===== Records for this task =====

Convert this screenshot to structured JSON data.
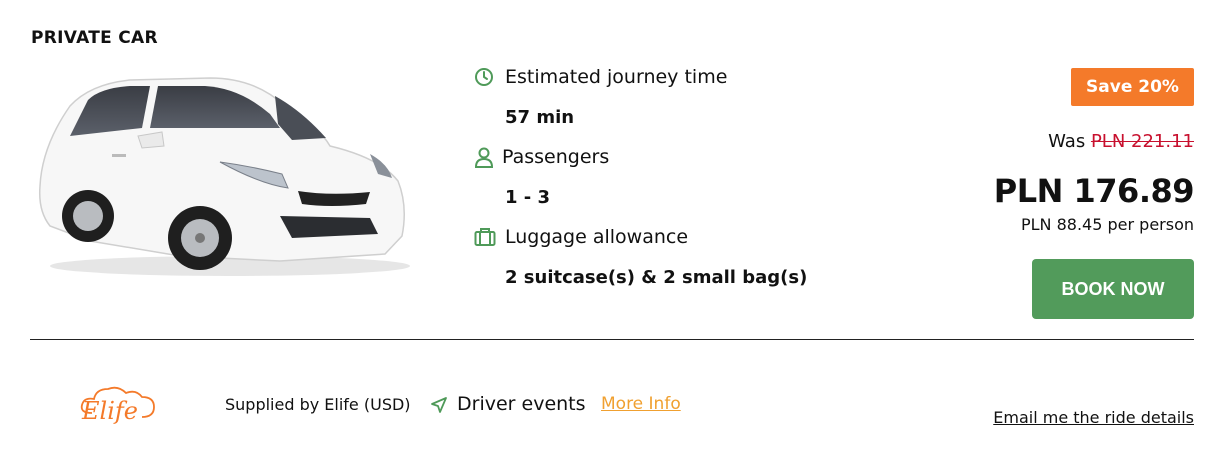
{
  "listing": {
    "title": "PRIVATE CAR"
  },
  "details": {
    "journey_label": "Estimated journey time",
    "journey_value": "57 min",
    "passengers_label": "Passengers",
    "passengers_value": "1 - 3",
    "luggage_label": "Luggage allowance",
    "luggage_value": "2 suitcase(s) & 2 small bag(s)"
  },
  "pricing": {
    "save_badge": "Save 20%",
    "was_label": "Was",
    "was_price": "PLN 221.11",
    "price": "PLN 176.89",
    "per_person": "PLN 88.45 per person",
    "book_label": "BOOK NOW"
  },
  "footer": {
    "supplier_logo_text": "Elife",
    "supplier_text": "Supplied by Elife (USD)",
    "driver_events": "Driver events",
    "more_info": "More Info",
    "email_link": "Email me the ride details"
  },
  "colors": {
    "accent_green": "#529b5b",
    "badge_orange": "#f47a2a",
    "old_price_red": "#c8102e",
    "link_orange": "#f0a030"
  },
  "icons": {
    "journey": "clock-icon",
    "passengers": "person-icon",
    "luggage": "luggage-icon",
    "driver_events": "navigation-arrow-icon"
  }
}
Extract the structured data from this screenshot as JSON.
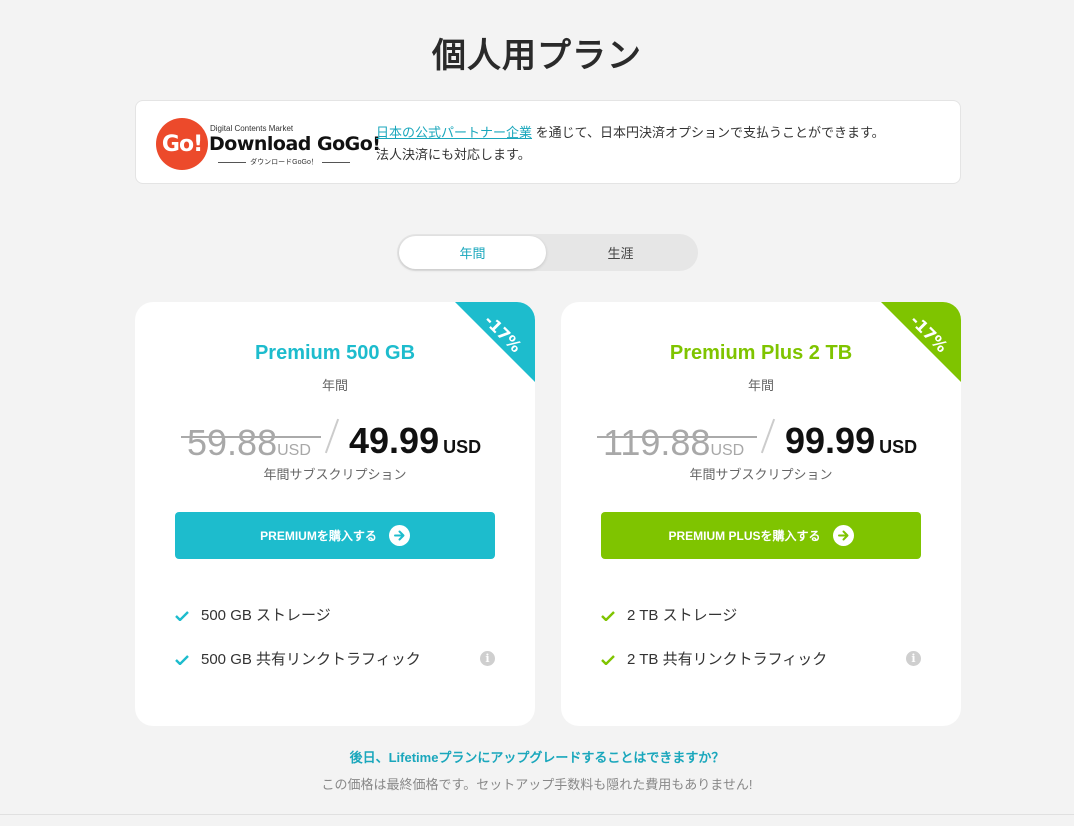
{
  "page": {
    "title": "個人用プラン"
  },
  "partner": {
    "logo_go": "Go!",
    "logo_small": "Digital Contents Market",
    "logo_big": "Download GoGo!",
    "logo_sub": "ダウンロードGoGo！",
    "link_text": "日本の公式パートナー企業",
    "text_line1": " を通じて、日本円決済オプションで支払うことができます。",
    "text_line2": "法人決済にも対応します。"
  },
  "billing_toggle": {
    "options": [
      {
        "label": "年間",
        "active": true
      },
      {
        "label": "生涯",
        "active": false
      }
    ]
  },
  "plans": [
    {
      "name": "Premium 500 GB",
      "period": "年間",
      "discount": "-17%",
      "old_price": "59.88",
      "old_unit": "USD",
      "new_price": "49.99",
      "new_unit": "USD",
      "caption": "年間サブスクリプション",
      "button_label": "PREMIUMを購入する",
      "color": "#1dbccd",
      "features": [
        "500 GB ストレージ",
        "500 GB 共有リンクトラフィック"
      ]
    },
    {
      "name": "Premium Plus 2 TB",
      "period": "年間",
      "discount": "-17%",
      "old_price": "119.88",
      "old_unit": "USD",
      "new_price": "99.99",
      "new_unit": "USD",
      "caption": "年間サブスクリプション",
      "button_label": "PREMIUM PLUSを購入する",
      "color": "#7fc400",
      "features": [
        "2 TB ストレージ",
        "2 TB 共有リンクトラフィック"
      ]
    }
  ],
  "faq": {
    "link_text": "後日、Lifetimeプランにアップグレードすることはできますか？",
    "footnote": "この価格は最終価格です。セットアップ手数料も隠れた費用もありません!"
  },
  "icons": {
    "arrow": "arrow-right-circle-icon",
    "check": "check-icon",
    "info": "info-icon"
  }
}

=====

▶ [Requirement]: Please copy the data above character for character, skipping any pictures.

▶ [Output below]:
Convert this screenshot to structured JSON data.
{
  "listing": {
    "title": "PRIVATE CAR"
  },
  "details": {
    "journey_label": "Estimated journey time",
    "journey_value": "57 min",
    "passengers_label": "Passengers",
    "passengers_value": "1 - 3",
    "luggage_label": "Luggage allowance",
    "luggage_value": "2 suitcase(s) & 2 small bag(s)"
  },
  "pricing": {
    "save_badge": "Save 20%",
    "was_label": "Was",
    "was_price": "PLN 221.11",
    "price": "PLN 176.89",
    "per_person": "PLN 88.45 per person",
    "book_label": "BOOK NOW"
  },
  "footer": {
    "supplier_logo_text": "Elife",
    "supplier_text": "Supplied by Elife (USD)",
    "driver_events": "Driver events",
    "more_info": "More Info",
    "email_link": "Email me the ride details"
  },
  "colors": {
    "accent_green": "#529b5b",
    "badge_orange": "#f47a2a",
    "old_price_red": "#c8102e",
    "link_orange": "#f0a030"
  },
  "icons": {
    "journey": "clock-icon",
    "passengers": "person-icon",
    "luggage": "luggage-icon",
    "driver_events": "navigation-arrow-icon"
  }
}
Extract the structured data from this screenshot as JSON.
{
  "page": {
    "title": "個人用プラン"
  },
  "partner": {
    "logo_go": "Go!",
    "logo_small": "Digital Contents Market",
    "logo_big": "Download GoGo!",
    "logo_sub": "ダウンロードGoGo！",
    "link_text": "日本の公式パートナー企業",
    "text_line1": " を通じて、日本円決済オプションで支払うことができます。",
    "text_line2": "法人決済にも対応します。"
  },
  "billing_toggle": {
    "options": [
      {
        "label": "年間",
        "active": true
      },
      {
        "label": "生涯",
        "active": false
      }
    ]
  },
  "plans": [
    {
      "name": "Premium 500 GB",
      "period": "年間",
      "discount": "-17%",
      "old_price": "59.88",
      "old_unit": "USD",
      "new_price": "49.99",
      "new_unit": "USD",
      "caption": "年間サブスクリプション",
      "button_label": "PREMIUMを購入する",
      "color": "#1dbccd",
      "features": [
        "500 GB ストレージ",
        "500 GB 共有リンクトラフィック"
      ]
    },
    {
      "name": "Premium Plus 2 TB",
      "period": "年間",
      "discount": "-17%",
      "old_price": "119.88",
      "old_unit": "USD",
      "new_price": "99.99",
      "new_unit": "USD",
      "caption": "年間サブスクリプション",
      "button_label": "PREMIUM PLUSを購入する",
      "color": "#7fc400",
      "features": [
        "2 TB ストレージ",
        "2 TB 共有リンクトラフィック"
      ]
    }
  ],
  "faq": {
    "link_text": "後日、Lifetimeプランにアップグレードすることはできますか？",
    "footnote": "この価格は最終価格です。セットアップ手数料も隠れた費用もありません!"
  },
  "icons": {
    "arrow": "arrow-right-circle-icon",
    "check": "check-icon",
    "info": "info-icon"
  }
}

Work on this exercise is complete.